This book has the same irreverent tone as the others in the series, with a joke about the comic written right into the first few pages. The Keeper is little better than Herbert at being a hero, often falling off roofs and ending up in exactly the wrong circumstances. (So perhaps this explains why he tolerates him?) His attempts to be a hero are touching, but often ill-fated and completely hysterical. I love when he's trying to get a name and the reactions of the other characters.

It's the elves, though, that steal the show here, whenever they appear. More like Gnomes in my opinion (a translation error?), they treat the Keeper like a hero, and honor him just because he tries to be nice to them. His kindness is later his salvation, in more than one scene. The lesson is not lost on the reader, but it's not hammered home, either. I really like how Trondheim and Sfar weave morality into the books without preaching.

Most of the book focuses on the Keeper's problems with the world around him. He can't seem to handle the way things operate in the city. His world is conflicted, as he must partake of the corruption by day and try to make it right (as best he can) by night. He's the avatar of a lot of us, I think, who want to make the world a better place but often feel unable to do anything. His Zorro-like conversion in the evenings a fantasy, of course, but who hasn't wanted to take maters into their own hands?

The main difference here is that Sfar and Trondheim know that doing so is really not possible, and make it as hard on the Keeper as they can. He might be able to win some victories (after all, this is a fictional world with magic, to boot), but they're never complete. The Keeper must learn that sometimes, evil wins no matter what. It's just the sort of complication that makes the Dungeon series rise above the level of a parody and shows how good they are at putting together a modern story.

Like other Sfar characters, the Keeper loves the wrong woman, and she's sure to harm him badly in the end.

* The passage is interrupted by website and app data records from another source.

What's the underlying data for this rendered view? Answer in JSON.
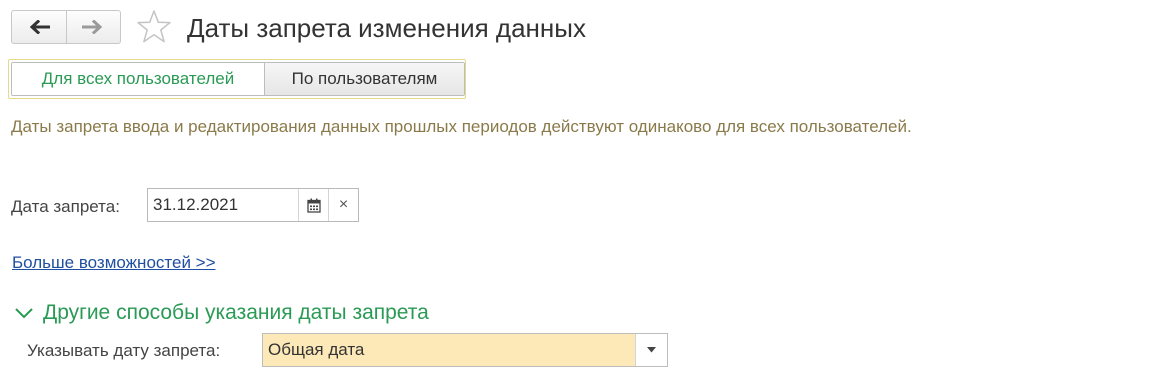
{
  "header": {
    "title": "Даты запрета изменения данных",
    "back_icon": "arrow-left-icon",
    "forward_icon": "arrow-right-icon",
    "favorite_icon": "star-icon"
  },
  "tabs": [
    {
      "label": "Для всех пользователей",
      "active": true
    },
    {
      "label": "По пользователям",
      "active": false
    }
  ],
  "info_text": "Даты запрета ввода и редактирования данных прошлых периодов действуют одинаково для всех пользователей.",
  "date_field": {
    "label": "Дата запрета:",
    "value": "31.12.2021",
    "calendar_icon": "calendar-icon",
    "clear_glyph": "×"
  },
  "more_link": "Больше возможностей >>",
  "group": {
    "title": "Другие способы указания даты запрета",
    "expanded": true,
    "mode_label": "Указывать дату запрета:",
    "mode_value": "Общая дата"
  },
  "colors": {
    "accent_green": "#2a9a55",
    "info_text": "#8a7a4a",
    "link_blue": "#1f4fa0",
    "selected_field_bg": "#fde9b8",
    "tabs_frame": "#e6d98a"
  }
}
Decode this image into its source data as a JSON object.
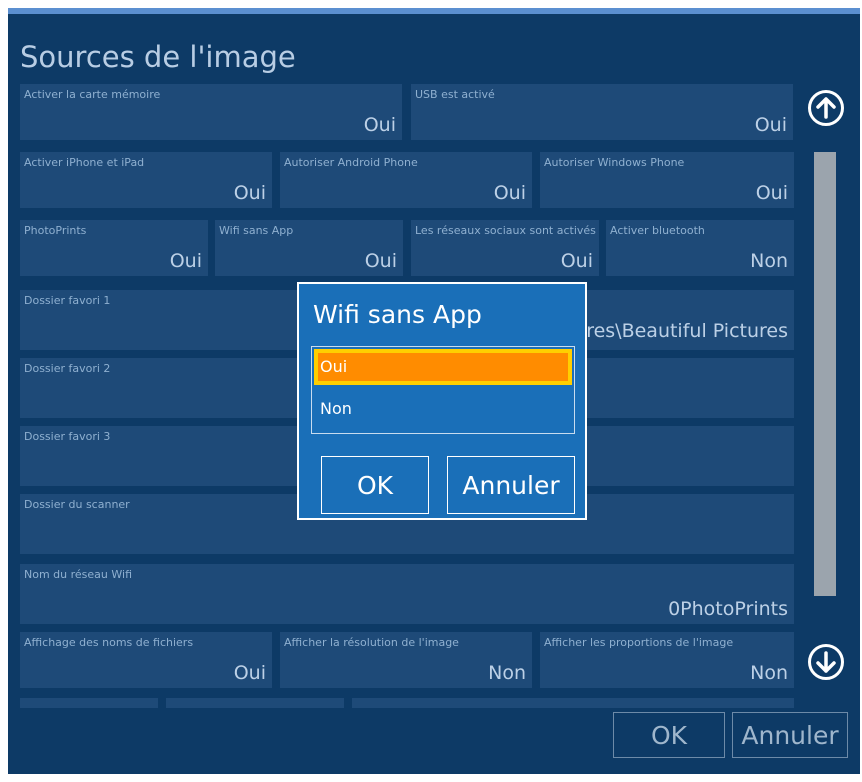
{
  "window": {
    "title": "Sources de l'image"
  },
  "fields": {
    "carte_memoire": {
      "label": "Activer la carte mémoire",
      "value": "Oui"
    },
    "usb": {
      "label": "USB est activé",
      "value": "Oui"
    },
    "iphone": {
      "label": "Activer iPhone et iPad",
      "value": "Oui"
    },
    "android": {
      "label": "Autoriser Android Phone",
      "value": "Oui"
    },
    "windows_phone": {
      "label": "Autoriser Windows Phone",
      "value": "Oui"
    },
    "photoprints": {
      "label": "PhotoPrints",
      "value": "Oui"
    },
    "wifi_sans_app": {
      "label": "Wifi sans App",
      "value": "Oui"
    },
    "reseaux_sociaux": {
      "label": "Les réseaux sociaux sont activés",
      "value": "Oui"
    },
    "bluetooth": {
      "label": "Activer bluetooth",
      "value": "Non"
    },
    "favori1": {
      "label": "Dossier favori 1",
      "value": "res\\Beautiful Pictures"
    },
    "favori2": {
      "label": "Dossier favori 2",
      "value": ""
    },
    "favori3": {
      "label": "Dossier favori 3",
      "value": ""
    },
    "scanner": {
      "label": "Dossier du scanner",
      "value": ""
    },
    "wifi_name": {
      "label": "Nom du réseau Wifi",
      "value": "0PhotoPrints"
    },
    "noms_fichiers": {
      "label": "Affichage des noms de fichiers",
      "value": "Oui"
    },
    "resolution": {
      "label": "Afficher la résolution de l'image",
      "value": "Non"
    },
    "proportions": {
      "label": "Afficher les proportions de l'image",
      "value": "Non"
    }
  },
  "footer": {
    "ok_label": "OK",
    "cancel_label": "Annuler"
  },
  "dialog": {
    "title": "Wifi sans App",
    "options": [
      "Oui",
      "Non"
    ],
    "selected": "Oui",
    "ok_label": "OK",
    "cancel_label": "Annuler"
  },
  "icons": {
    "scroll_up": "arrow-up-circle",
    "scroll_down": "arrow-down-circle"
  },
  "colors": {
    "background": "#0d3a66",
    "field": "#1e4a78",
    "dialog": "#1a6fb8",
    "selection": "#ff8c00",
    "selection_border": "#ffcf00"
  }
}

She's part of the immoral cast that surrounds him in the city, and yet he cannot see how bad she really is. I'll be curious to see how that plays out in future installments of this part of the Dungeon series. There's a lot of relationship issues in this volume, and I tend think of that as being Sfar's territory. Unlike Vampire Loves, however, I think it works better here because it's part of the story, not the primary focus.

Christophe Blain does his best to keep the art consistent with Trondheim, though his style is definitely of a better quality. Our characters have more of a three-dimensional feel to them. I really appreciate them trying to make the world look similar, however. As with Vertigo's Fables series, I think the artistic connections help make imagining the world a lot easier.

One word of warning to those who've read only the main books: This chapter, at least, is a lot more vulgar than its predecessors. The Sexual innuendo is blatant and the tone is far darker, possibly even more than in the Twilight volumes. If you're reading this with a younger audience, you might want to preview it first.

Dungeon The Early Years is every bit as good as the rest of the books in the series that I've read so far. If you like the main books, definitely give this a look-see. You can even start here, if you want, because there's not a lot of connections between this and the Zenith world, at least not yet. Sfar and Trondheim are innovative and imaginative creators. Those who like stories with both humor and a point will find a lot to love in The Earl Years.